A pessimist may see a big "M" pattern forming and it could - to a casual observer - look like the rally from 12,000 to 13,200 (10%) is a bit stretched - to say nothing of the rally from 10,500 to 13,200 (25%) that we've had since last Fall.

Hopefully Mitt Romney can step in and put a stop to this, right? We were just discussing in Member Chat Monday morning the incredible difference between market performance under Democratic or Republican rule. It's interesting how the Republicans keep this myth going that they are somehow good for the markets when nothing could be further from the truth. Only a strong middle class gives you sustainable growth AND sustainable market returns yet, somehow, this incredibly basic economic concept has been washed right out of the Conservative brain.

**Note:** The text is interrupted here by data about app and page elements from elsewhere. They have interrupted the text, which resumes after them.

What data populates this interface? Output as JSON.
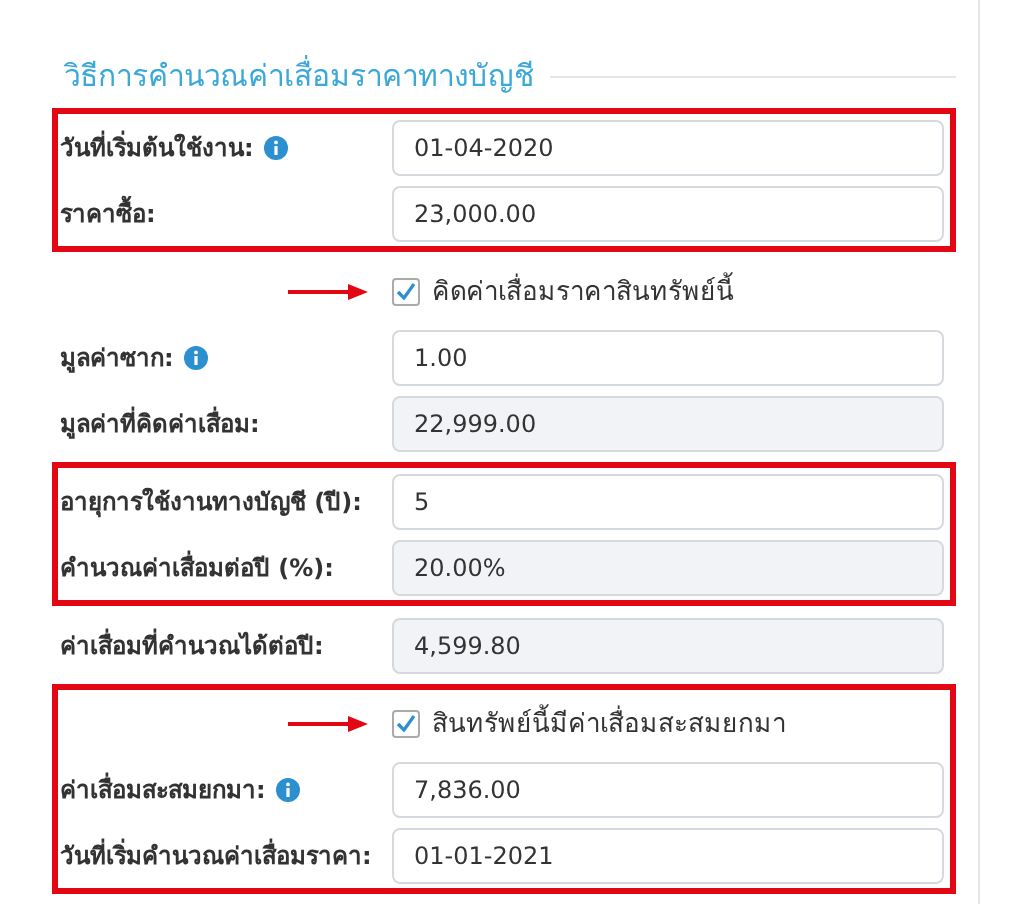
{
  "section_title": "วิธีการคำนวณค่าเสื่อมราคาทางบัญชี",
  "groups": [
    {
      "highlighted": true,
      "rows": [
        {
          "kind": "field",
          "label": "วันที่เริ่มต้นใช้งาน:",
          "info": true,
          "value": "01-04-2020",
          "readonly": false
        },
        {
          "kind": "field",
          "label": "ราคาซื้อ:",
          "info": false,
          "value": "23,000.00",
          "readonly": false
        }
      ]
    },
    {
      "highlighted": false,
      "rows": [
        {
          "kind": "checkbox",
          "label": "คิดค่าเสื่อมราคาสินทรัพย์นี้",
          "checked": true,
          "arrow": true
        },
        {
          "kind": "field",
          "label": "มูลค่าซาก:",
          "info": true,
          "value": "1.00",
          "readonly": false
        },
        {
          "kind": "field",
          "label": "มูลค่าที่คิดค่าเสื่อม:",
          "info": false,
          "value": "22,999.00",
          "readonly": true
        }
      ]
    },
    {
      "highlighted": true,
      "rows": [
        {
          "kind": "field",
          "label": "อายุการใช้งานทางบัญชี (ปี):",
          "info": false,
          "value": "5",
          "readonly": false
        },
        {
          "kind": "field",
          "label": "คำนวณค่าเสื่อมต่อปี (%):",
          "info": false,
          "value": "20.00%",
          "readonly": true
        }
      ]
    },
    {
      "highlighted": false,
      "rows": [
        {
          "kind": "field",
          "label": "ค่าเสื่อมที่คำนวณได้ต่อปี:",
          "info": false,
          "value": "4,599.80",
          "readonly": true
        }
      ]
    },
    {
      "highlighted": true,
      "rows": [
        {
          "kind": "checkbox",
          "label": "สินทรัพย์นี้มีค่าเสื่อมสะสมยกมา",
          "checked": true,
          "arrow": true
        },
        {
          "kind": "field",
          "label": "ค่าเสื่อมสะสมยกมา:",
          "info": true,
          "value": "7,836.00",
          "readonly": false
        },
        {
          "kind": "field",
          "label": "วันที่เริ่มคำนวณค่าเสื่อมราคา:",
          "info": false,
          "value": "01-01-2021",
          "readonly": false
        }
      ]
    }
  ]
}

Of course there's some quick money to be made from strip-mining corporations, Bain-style but, in the not-very long run, you are left with nothing but a wasteland, where companies and jobs that took decades to build are disassembled overnight as jobs and technology subsumed by larger corporations and, as often as not, shipped overseas. In the early Bush years, cheap money led to an M&A boom that consolidated thousands of small, bottom 90% Corporations that were swallowed up by top 10% Corporations who became top 1% Corporations that "cut costs" like factories and workers and materials - pulling them all out of the local economies. As often as not, local means US.

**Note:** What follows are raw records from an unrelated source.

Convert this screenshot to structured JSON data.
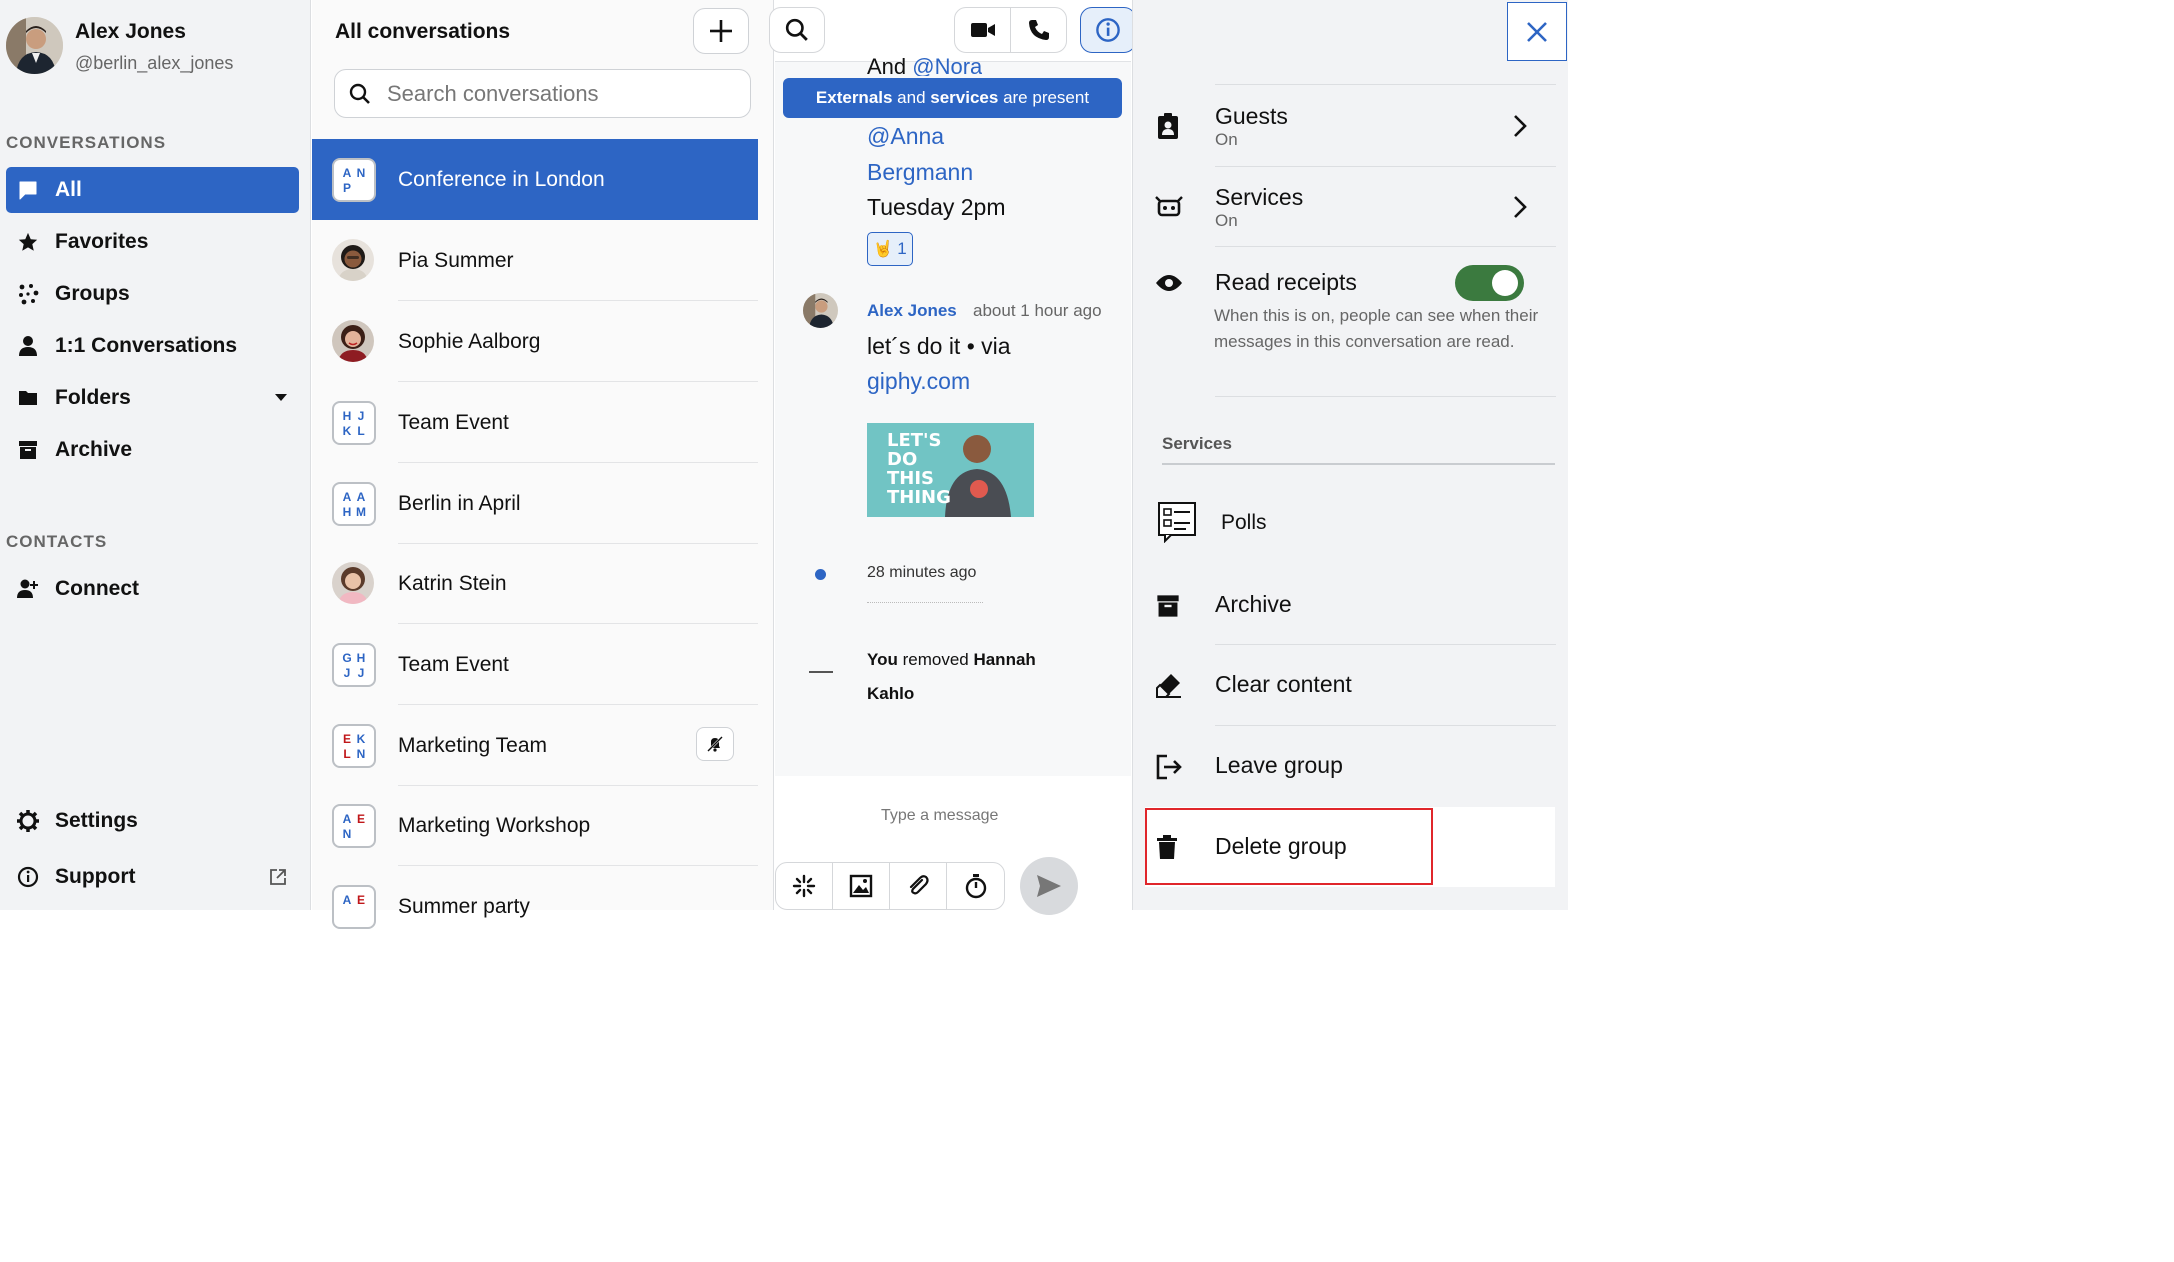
{
  "user": {
    "name": "Alex Jones",
    "handle": "@berlin_alex_jones"
  },
  "sidebar": {
    "conversations_heading": "CONVERSATIONS",
    "items": [
      {
        "label": "All",
        "icon": "chat-bubble-icon"
      },
      {
        "label": "Favorites",
        "icon": "star-icon"
      },
      {
        "label": "Groups",
        "icon": "groups-dots-icon"
      },
      {
        "label": "1:1 Conversations",
        "icon": "person-icon"
      },
      {
        "label": "Folders",
        "icon": "folder-icon"
      },
      {
        "label": "Archive",
        "icon": "archive-icon"
      }
    ],
    "contacts_heading": "CONTACTS",
    "connect_label": "Connect",
    "settings_label": "Settings",
    "support_label": "Support"
  },
  "list": {
    "title": "All conversations",
    "search_placeholder": "Search conversations",
    "conversations": [
      {
        "name": "Conference in London",
        "type": "group",
        "initials": [
          "A",
          "N",
          "P",
          ""
        ],
        "active": true
      },
      {
        "name": "Pia Summer",
        "type": "person"
      },
      {
        "name": "Sophie Aalborg",
        "type": "person"
      },
      {
        "name": "Team Event",
        "type": "group",
        "initials": [
          "H",
          "J",
          "K",
          "L"
        ]
      },
      {
        "name": "Berlin in April",
        "type": "group",
        "initials": [
          "A",
          "A",
          "H",
          "M"
        ]
      },
      {
        "name": "Katrin Stein",
        "type": "person"
      },
      {
        "name": "Team Event",
        "type": "group",
        "initials": [
          "G",
          "H",
          "J",
          "J"
        ]
      },
      {
        "name": "Marketing Team",
        "type": "group",
        "initials": [
          "E",
          "K",
          "L",
          "N"
        ],
        "muted": true
      },
      {
        "name": "Marketing Workshop",
        "type": "group",
        "initials": [
          "A",
          "E",
          "N",
          ""
        ]
      },
      {
        "name": "Summer party",
        "type": "group",
        "initials": [
          "A",
          "E",
          "",
          ""
        ]
      }
    ]
  },
  "chat": {
    "banner_part1": "Externals",
    "banner_part2": " and ",
    "banner_part3": "services",
    "banner_part4": " are present",
    "partial_text": "And ",
    "partial_mention": "@Nora",
    "mention_1": "@Anna",
    "mention_2": "Bergmann",
    "time_text": "Tuesday 2pm",
    "reaction_emoji": "🤘",
    "reaction_count": "1",
    "msg_author": "Alex Jones",
    "msg_time": "about 1 hour ago",
    "msg_text": "let´s do it • via",
    "msg_link": "giphy.com",
    "gif_text": "LET'S DO THIS THING",
    "system_time": "28 minutes ago",
    "removed_prefix": "You",
    "removed_mid": " removed ",
    "removed_name": "Hannah Kahlo",
    "input_placeholder": "Type a message"
  },
  "details": {
    "guests": {
      "title": "Guests",
      "status": "On"
    },
    "services": {
      "title": "Services",
      "status": "On"
    },
    "read_receipts": {
      "title": "Read receipts",
      "description": "When this is on, people can see when their messages in this conversation are read.",
      "enabled": true
    },
    "services_heading": "Services",
    "polls_label": "Polls",
    "archive_label": "Archive",
    "clear_label": "Clear content",
    "leave_label": "Leave group",
    "delete_label": "Delete group"
  },
  "colors": {
    "accent": "#2d65c4",
    "toggle": "#3b7a3f",
    "highlight": "#e0262b"
  }
}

Why then, should it be a surprise when, after a few years of this, jobs begin to disappear and unemployment climbs. And it's not just temporary unemployment - those jobs are gone, permanently - that money is never coming back to our local economy so people lose their homes, tax bases erode, social services are strained and we find ourselves where we are now. Benjamin Wallace-Wells of NY Magazine calls it "The Romney Economy" but it clearly began under Bush - Romney just wants to finish the job.

"The Class War Has Begun," writes Frank Rich, who gives a very nice historical overview on the subject. That was a year ago, before Occupy Wall Street was purged from city after city while the press remained silent. This November, perhaps Rich can write that the class war is over, with the top 1% completing a bloodless revolution that began under Reagan and can finish under Romney, as we wipe away the last of the resistors and cut the rest off out of the Social Safety Net (make sure you spit when you say that).

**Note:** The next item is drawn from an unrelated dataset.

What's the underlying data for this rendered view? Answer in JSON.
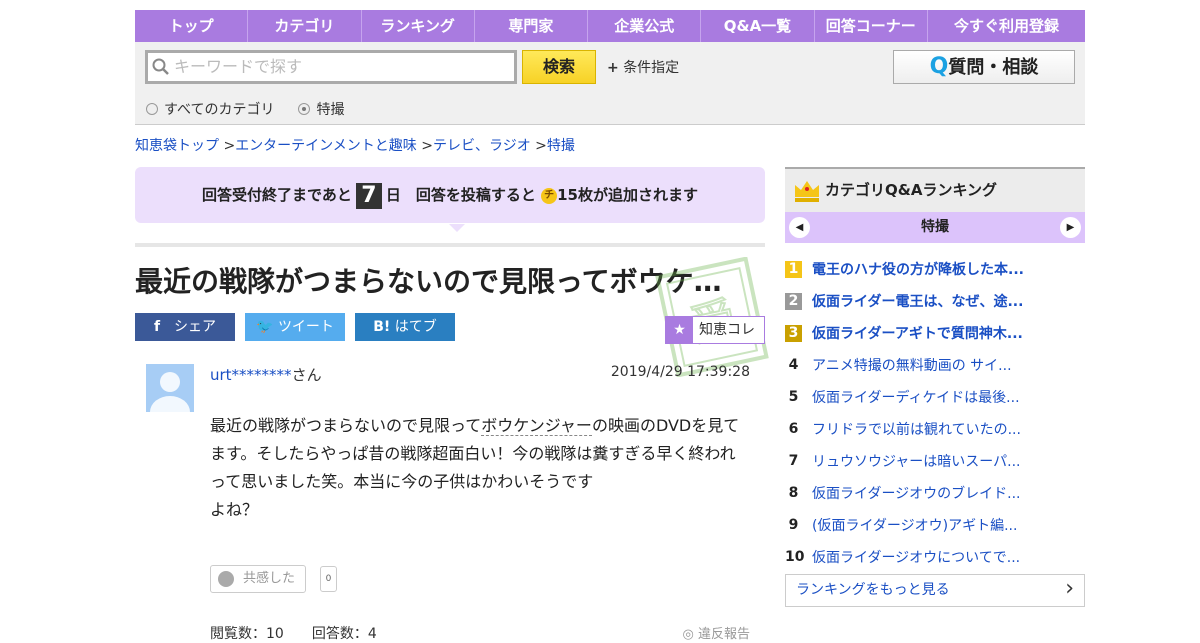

Speaking of safety nets, Mish points out that China has now reported 10 consecutive months of declining exports and the latest PMI reading was the worst in the past 4 years. This has, of course, been taken as "good news" by the markets who feel that the PBOC now HAS to save us by throwing more stimulus on the fire but, as you can see from this chart by AlsoSpractAnalyst, THEY DON'T HAVE ANY MORE MONEY.


That's 20 trillion RMB ($3.3Tn) of reserves spent since they peaked out in 2005 and 15Tn of it spent since Oct 2007 and the latest data out of China shows them running a deficit, not a surplus - there's no more coming in. There is a persistent myth about China having tons of reserves but that's from back in the early part of last decade, when they did. Since then, China, like the US, has fallen on hard times and has eaten into their debt pile to keep the economy afloat.

Like the US and Europe, trillions of dollars spent stimulating the economy and buying foreign debt is doing nothing at all to fix the problem but, sadly, it is the ECB's "plan" for fixing Europe this week, as expectations are very high that a massive bond-buying program will be announced this Thursday - apparently over the dead body of Jens Weidmann (see Friday's post). What this will do to alleviate Europe's now 11% unemployment rate is anybody's guess.

Look at all those jobs Obama "saved or created" compared to the other side of the Atlantic. Too bad he'll never get the credit for it.

Disclosure: I am short DIA, AMZN, XRT, QQQ, USO, V, PCLN. I wrote this article myself, and it expresses my own opinions. I am not receiving compensation for it (other than from Seeking Alpha). I have no business relationship with any company whose stock is mentioned in this article.

Additional disclosure: Positions as indicated but subject to change (see Tuesday's post for upside hedges).